Task requirements: Check each line of the records for "LoaderExceptions"; collect those that have it.

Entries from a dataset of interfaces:

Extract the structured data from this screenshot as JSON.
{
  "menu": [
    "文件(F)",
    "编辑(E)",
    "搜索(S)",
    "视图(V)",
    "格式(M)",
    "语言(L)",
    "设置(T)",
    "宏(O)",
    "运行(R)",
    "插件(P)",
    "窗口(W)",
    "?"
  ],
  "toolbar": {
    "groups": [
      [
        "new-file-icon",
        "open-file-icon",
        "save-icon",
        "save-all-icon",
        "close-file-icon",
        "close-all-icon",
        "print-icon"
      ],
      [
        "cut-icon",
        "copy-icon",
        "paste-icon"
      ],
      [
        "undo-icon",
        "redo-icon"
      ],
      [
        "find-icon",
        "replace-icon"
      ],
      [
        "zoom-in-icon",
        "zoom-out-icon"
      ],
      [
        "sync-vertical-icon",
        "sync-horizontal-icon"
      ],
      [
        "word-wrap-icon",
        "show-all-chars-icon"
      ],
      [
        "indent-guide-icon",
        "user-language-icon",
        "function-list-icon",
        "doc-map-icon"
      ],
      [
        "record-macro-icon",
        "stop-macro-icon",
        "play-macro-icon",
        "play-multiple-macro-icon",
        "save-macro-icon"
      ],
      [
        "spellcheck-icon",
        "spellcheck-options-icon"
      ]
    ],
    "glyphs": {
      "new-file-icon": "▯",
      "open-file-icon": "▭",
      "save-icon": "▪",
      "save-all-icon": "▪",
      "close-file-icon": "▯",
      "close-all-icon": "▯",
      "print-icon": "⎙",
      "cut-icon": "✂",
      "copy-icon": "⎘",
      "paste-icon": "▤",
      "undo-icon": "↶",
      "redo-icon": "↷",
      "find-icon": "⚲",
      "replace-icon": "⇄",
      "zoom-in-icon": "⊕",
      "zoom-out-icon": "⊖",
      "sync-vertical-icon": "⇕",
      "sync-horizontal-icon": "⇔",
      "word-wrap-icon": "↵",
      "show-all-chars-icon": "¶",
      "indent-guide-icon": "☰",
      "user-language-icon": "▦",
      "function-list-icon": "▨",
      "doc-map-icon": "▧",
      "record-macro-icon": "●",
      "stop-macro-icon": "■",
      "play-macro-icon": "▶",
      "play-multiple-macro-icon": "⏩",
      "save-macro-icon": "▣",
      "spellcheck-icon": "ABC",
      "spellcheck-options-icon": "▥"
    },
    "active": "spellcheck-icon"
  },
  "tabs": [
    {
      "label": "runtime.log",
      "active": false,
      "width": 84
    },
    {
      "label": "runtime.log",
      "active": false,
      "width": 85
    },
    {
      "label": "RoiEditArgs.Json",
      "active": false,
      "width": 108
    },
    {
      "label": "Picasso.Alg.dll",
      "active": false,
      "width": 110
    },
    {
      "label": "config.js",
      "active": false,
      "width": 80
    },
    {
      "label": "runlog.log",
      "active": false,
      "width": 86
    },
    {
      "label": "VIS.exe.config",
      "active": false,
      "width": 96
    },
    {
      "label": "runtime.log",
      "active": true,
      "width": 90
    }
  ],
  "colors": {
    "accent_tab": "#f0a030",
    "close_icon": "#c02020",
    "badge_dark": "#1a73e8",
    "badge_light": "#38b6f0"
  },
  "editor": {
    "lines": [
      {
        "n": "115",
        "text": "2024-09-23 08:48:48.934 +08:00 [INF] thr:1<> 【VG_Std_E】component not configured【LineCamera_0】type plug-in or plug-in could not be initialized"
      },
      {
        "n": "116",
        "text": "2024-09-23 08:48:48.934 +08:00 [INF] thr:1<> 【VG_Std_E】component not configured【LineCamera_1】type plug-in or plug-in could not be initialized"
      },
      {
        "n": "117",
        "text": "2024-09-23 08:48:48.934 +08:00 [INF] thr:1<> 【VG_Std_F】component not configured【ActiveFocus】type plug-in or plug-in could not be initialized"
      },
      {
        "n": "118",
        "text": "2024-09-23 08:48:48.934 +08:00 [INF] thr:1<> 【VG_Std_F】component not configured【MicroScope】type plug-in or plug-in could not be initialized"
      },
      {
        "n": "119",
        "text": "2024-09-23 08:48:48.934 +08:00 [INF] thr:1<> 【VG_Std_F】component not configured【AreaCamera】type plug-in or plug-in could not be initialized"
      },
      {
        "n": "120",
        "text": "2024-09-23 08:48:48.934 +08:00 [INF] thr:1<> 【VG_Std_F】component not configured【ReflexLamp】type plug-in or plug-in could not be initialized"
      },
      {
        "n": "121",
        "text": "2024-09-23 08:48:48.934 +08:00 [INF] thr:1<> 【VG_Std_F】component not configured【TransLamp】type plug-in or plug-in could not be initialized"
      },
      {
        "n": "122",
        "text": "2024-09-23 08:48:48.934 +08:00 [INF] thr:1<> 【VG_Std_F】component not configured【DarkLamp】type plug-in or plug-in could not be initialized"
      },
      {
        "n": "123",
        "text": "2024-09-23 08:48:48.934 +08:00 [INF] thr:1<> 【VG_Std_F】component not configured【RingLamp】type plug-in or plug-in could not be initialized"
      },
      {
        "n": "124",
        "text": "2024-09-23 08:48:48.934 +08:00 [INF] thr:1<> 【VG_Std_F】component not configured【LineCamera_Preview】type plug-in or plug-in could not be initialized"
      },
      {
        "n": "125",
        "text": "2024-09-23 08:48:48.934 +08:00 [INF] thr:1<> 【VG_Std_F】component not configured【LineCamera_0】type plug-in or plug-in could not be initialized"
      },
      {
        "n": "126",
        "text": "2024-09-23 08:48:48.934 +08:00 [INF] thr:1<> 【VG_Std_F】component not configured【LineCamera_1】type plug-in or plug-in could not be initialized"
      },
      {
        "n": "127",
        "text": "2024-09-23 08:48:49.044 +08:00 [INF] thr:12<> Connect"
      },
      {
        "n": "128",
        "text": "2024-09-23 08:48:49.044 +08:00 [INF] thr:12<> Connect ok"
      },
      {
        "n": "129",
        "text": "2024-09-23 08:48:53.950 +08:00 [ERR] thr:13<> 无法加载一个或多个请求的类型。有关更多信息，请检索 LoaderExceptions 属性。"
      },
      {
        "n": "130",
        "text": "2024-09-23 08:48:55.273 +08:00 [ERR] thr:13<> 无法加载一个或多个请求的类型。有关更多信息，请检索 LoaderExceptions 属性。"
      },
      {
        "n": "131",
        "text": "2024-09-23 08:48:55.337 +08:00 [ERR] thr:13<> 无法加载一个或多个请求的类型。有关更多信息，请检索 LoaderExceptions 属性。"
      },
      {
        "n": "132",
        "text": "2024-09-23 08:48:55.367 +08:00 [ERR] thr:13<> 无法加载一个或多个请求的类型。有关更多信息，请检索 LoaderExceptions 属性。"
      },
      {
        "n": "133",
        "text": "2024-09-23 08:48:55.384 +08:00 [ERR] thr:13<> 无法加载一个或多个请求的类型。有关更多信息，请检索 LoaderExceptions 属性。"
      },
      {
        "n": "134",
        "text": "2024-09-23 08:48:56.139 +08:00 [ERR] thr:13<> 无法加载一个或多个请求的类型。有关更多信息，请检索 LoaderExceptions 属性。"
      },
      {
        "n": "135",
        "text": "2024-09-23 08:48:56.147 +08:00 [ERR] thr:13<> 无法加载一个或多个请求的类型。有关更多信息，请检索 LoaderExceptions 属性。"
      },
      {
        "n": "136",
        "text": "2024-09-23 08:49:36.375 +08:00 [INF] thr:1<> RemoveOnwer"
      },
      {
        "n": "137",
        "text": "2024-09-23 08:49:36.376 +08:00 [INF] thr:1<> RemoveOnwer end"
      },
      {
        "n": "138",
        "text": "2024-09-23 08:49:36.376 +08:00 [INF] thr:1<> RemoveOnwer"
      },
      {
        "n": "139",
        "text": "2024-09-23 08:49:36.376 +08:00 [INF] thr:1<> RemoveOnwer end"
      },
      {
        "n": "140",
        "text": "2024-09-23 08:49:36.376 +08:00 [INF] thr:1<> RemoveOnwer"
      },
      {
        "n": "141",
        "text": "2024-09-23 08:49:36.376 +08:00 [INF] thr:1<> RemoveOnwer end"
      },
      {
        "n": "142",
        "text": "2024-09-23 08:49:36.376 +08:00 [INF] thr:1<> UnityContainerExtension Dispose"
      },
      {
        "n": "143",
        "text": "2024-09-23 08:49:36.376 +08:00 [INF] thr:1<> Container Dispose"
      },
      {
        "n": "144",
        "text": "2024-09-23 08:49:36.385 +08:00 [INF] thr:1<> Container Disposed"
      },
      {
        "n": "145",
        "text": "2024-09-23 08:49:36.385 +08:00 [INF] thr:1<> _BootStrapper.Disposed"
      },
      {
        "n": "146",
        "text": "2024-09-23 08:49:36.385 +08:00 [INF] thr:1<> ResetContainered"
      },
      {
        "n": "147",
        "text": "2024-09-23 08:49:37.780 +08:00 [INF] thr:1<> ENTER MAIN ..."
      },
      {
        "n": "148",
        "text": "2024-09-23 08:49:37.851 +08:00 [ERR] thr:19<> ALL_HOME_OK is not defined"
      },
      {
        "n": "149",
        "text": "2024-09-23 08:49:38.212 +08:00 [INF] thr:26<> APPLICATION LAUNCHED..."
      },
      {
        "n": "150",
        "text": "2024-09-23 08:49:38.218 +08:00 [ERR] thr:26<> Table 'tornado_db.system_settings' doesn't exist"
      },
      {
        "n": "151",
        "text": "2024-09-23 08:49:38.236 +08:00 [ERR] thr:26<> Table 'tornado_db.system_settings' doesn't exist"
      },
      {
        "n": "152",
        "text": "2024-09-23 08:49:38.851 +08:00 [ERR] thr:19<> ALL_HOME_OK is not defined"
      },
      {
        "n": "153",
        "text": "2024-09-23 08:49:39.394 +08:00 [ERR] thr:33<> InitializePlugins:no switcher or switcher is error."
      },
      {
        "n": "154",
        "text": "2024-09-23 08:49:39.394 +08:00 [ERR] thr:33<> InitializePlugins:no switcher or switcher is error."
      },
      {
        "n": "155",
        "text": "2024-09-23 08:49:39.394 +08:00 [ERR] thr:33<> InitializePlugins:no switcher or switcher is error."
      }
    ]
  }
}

Answer below:
        "text": "2024-09-23 08:48:53.950 +08:00 [ERR] thr:13<> 无法加载一个或多个请求的类型。有关更多信息，请检索 LoaderExceptions 属性。"
        "text": "2024-09-23 08:48:55.273 +08:00 [ERR] thr:13<> 无法加载一个或多个请求的类型。有关更多信息，请检索 LoaderExceptions 属性。"
        "text": "2024-09-23 08:48:55.337 +08:00 [ERR] thr:13<> 无法加载一个或多个请求的类型。有关更多信息，请检索 LoaderExceptions 属性。"
        "text": "2024-09-23 08:48:55.367 +08:00 [ERR] thr:13<> 无法加载一个或多个请求的类型。有关更多信息，请检索 LoaderExceptions 属性。"
        "text": "2024-09-23 08:48:55.384 +08:00 [ERR] thr:13<> 无法加载一个或多个请求的类型。有关更多信息，请检索 LoaderExceptions 属性。"
        "text": "2024-09-23 08:48:56.139 +08:00 [ERR] thr:13<> 无法加载一个或多个请求的类型。有关更多信息，请检索 LoaderExceptions 属性。"
        "text": "2024-09-23 08:48:56.147 +08:00 [ERR] thr:13<> 无法加载一个或多个请求的类型。有关更多信息，请检索 LoaderExceptions 属性。"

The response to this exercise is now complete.